Following the cancellation of 2003’s animated Teen Titans series, Robin and co have remained largely absent from the current pop-culture zeitgeist. Despite 2013’s Teen Titans Go, and two animated films, DC’s recent attempts to reassert the Titans legendary pop-culture status have failed to truly connect with the audience and garner the same level of fan fervor or critical acclaim. As such, when the DC Universe streaming service first announced Titans as its flagship series, DC had multiple generations of Comic Book fans elated at the prospect of finally seeing such a beloved group of characters make their spectacular return to the public conscious. However, as the weeks have gone on, DC have failed to truly live up to the promise of reaffirming the dysfunctional band of superpowered teenagers/former sidekicks’ iconic legacy. As of this moment, DC have merely produced an increasingly haphazard and scattershot interpretation of the fan-favorite superhero team.

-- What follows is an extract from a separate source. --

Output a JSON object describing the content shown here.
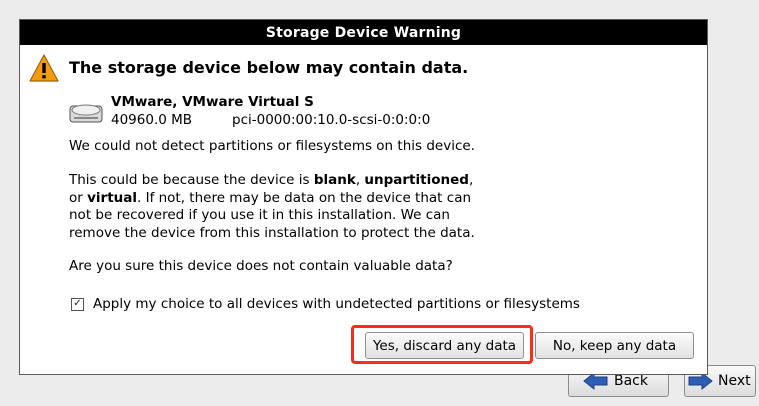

A large portion of responsibility for DC Universe’s failure to reassert the Titans esteemed status, is due to their tendency to use the Titans series as a showcase for other DC properties and potential spinoff shows. As of right now, the audience is four episodes deep into this interpretation of the Titans and only half of the episodes we have been presented with actually focus on the main cast. As a result, the main cast are starting to feel guest stars on their own show. This is due to the writer’s choice to award the supporting cast/side characters significantly more screen time than main characters. A trend, which remains at the forefront of episode four. For the majority of episode four, the introduction of the Doom Patrol takes up a large amount of the episode’s narrative space. This in turn relegates the main cast to supporting characters for a large portion of the episode. Whilst Rachel continues to receive a significant amount of screen time, for the most part, Rachel exists within the context of this episode as a plot device through which the writers are able to introduce the Doom Patrol and provide the audience with the necessary exposition to famliarse the audience with the new characters.
DC Universe’s propensity for using Titans as testing ground/proof of concept for potential spinoff of series’, has resulted in two principle problems, which have been detrimental to the shows overall development. The first of which being the audience’s lack of familiarity with the main characters. Due to the lack of time spent on the main characters, the audience is yet to witness the beginnings of any real character development or the evolution of the main characters interpersonal relationships. Whilst the writers have done a decent job of introducing each character’s internal struggle, the show is yet to do anything meaningful with the information which we’ve been presented with. As such, the main characters feel like they’re coasting on audiences preexisting knowledge of their Comic Book counterparts. Further compounding this issue, is the characters lack of familiarity with one another. Outside of the pseudo familial relationship between Dick and Rachel, the show has failed to develop the relationships between the cast as a whole. Whilst the episode three laid the groundwork for a meaningful relationship between Kory and Rachel, that momentum is cut short by the decision to separate the two characters for the majority of this episode.
Furthermore, Garfield has spent next to no screen time with any of the main cast other than Rachel. As such the show continues to progress at a rather sluggish pace. This leads me to the second issue hindering the show from truly actualizing its potential. The shows haphazard pace has resulted in a resounding lack of plot progression. After four episodes, the series is yet to present the audience with real moment which significantly drives the plot forward, nor have the writers shed much light on the first seasons main villain or narrative struggle. Instead of presenting viewers with any tangible evidence concerning this seasons main conflict, the writers have left audiences with vague allusions to the Church of Blood/arrival of Trigon and inconsequential action sequences.
Whilst this episode continues a number of issues which have plagued season 1 of Titans, episode four is not entirely without its merits. This episode of Titans finally see’s Garfield receive proper introduction to the show. Although Garfield operates within this episode in a similar capacity to Rachel, the character benefits from his status as relatively new character. As such, the first portion of the episode dedicates itself to introducing and establishing Garfield’s light-hearted/comedic nature, whilst simultaneously presenting Garfield as a fully fleshed out character who is able to transcend simple comic-relief. Through a combination of flashbacks and various character interactions, Ryan Potter is able deliver an incredibly heartfelt and charming performance. Thus, by the end of the episode, Ryan Potter is able to demonstrate his emotional range and convincingly assuage any fears that Garfield would be relegated to mere comic relief. Garfield’s introduction is also significant as it finally unites the main characters and completes the team. Thus, the show can finally begin to focus on establishing the team dynamics and developing the main character’s relationships with one another.